(This article by Frank Gublo of Michigan State University Extension and Paige Filice of MSU’s Department of Fisheries and Wildlife was first posted July 28, 2014, on the MSU Extension site and is reposted here with permission.)
Food processors should have processes in place, such as a HACCP plan and a recall plan, to evaluate products and the management of complaints related to food safety. Typically, food safety problems are found both internally and externally, through consumer and regulatory notification as well as through internal inspection and laboratory discovery.
Upon receiving notification or a consumer complaint, the food processor should establish a record of the notification. The processor will need to know who is notifying the processor of the problem, including name, address, phone number and email address. Also, record what is wrong with the product, what is the unique batch or production code, what was the purchase date and location and what were the injury or illness, if any.
For small processors, the owner/operator will likely receive the complaint. In larger firms, the person receiving the complaint would forward the complaint to those responsible for the recall plan. In either case, the responsible person should make an initial assessment, and, if necessary, put the recall plan into effect.
The first step would be to determine what hazards have been identified with the food product and determine the public safety concerns. Two basic criteria can be used to determine how to proceed. These criteria are related to how widespread is the problem and what is the severity of the problem. For instance, E. coli O157:H7 is a serious condition, and one illness related to a product should prompt a recall, where less serious and less widespread illness may not prompt a recall.
Beyond the basic criteria of severity and spread, additional criteria may be used in the evaluation and the decision of how to handle a complaint related to a product. Public relations, contracts establishing rules for recalls, and actions by retailers may also influence the decision to enact the recall procedures.
In any case, food safety is a serious concern, and protection of the public should be an important consideration. Having a recall plan is an important piece of any food processor’s business. When a complaint is received, the plan will provide guidelines and eliminate mistakes made under stress when determining what actions to take.

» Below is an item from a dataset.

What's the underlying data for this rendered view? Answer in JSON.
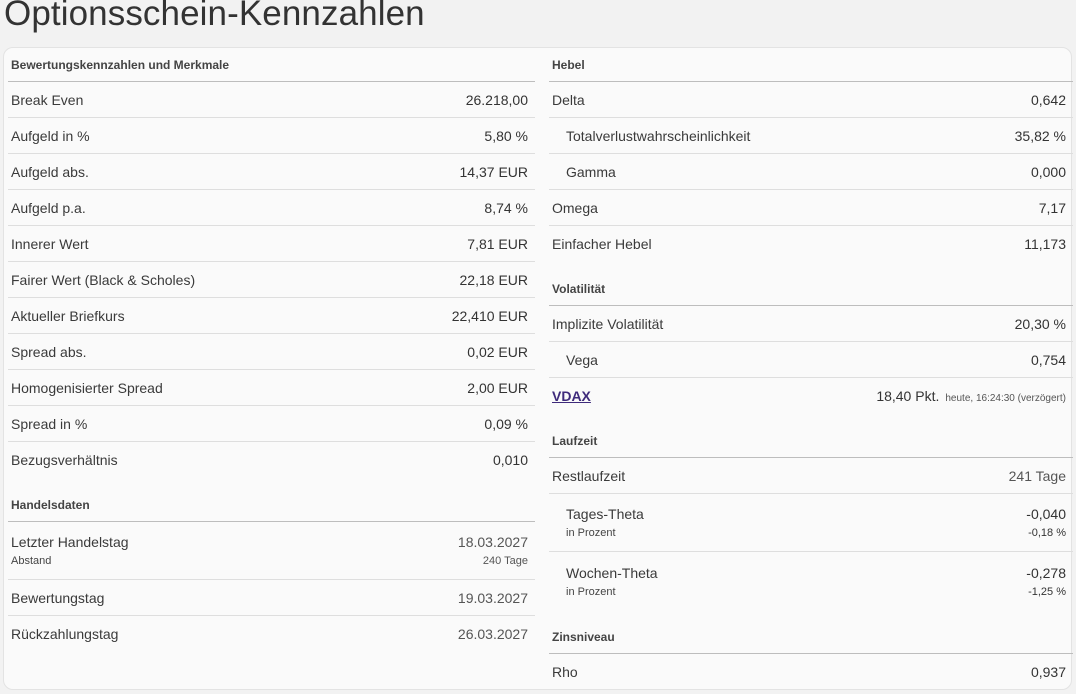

Food processors who are taking their first steps into distribution should consider developing a recall plan. Educators at Michigan State University Extension and Innovation Counselors at the Michigan State University Product Center assist businesses in the establishment of good practices to improve business effectiveness. For further information and assistance with employee communications, please contact your local MSU Extension office.© Food Safety News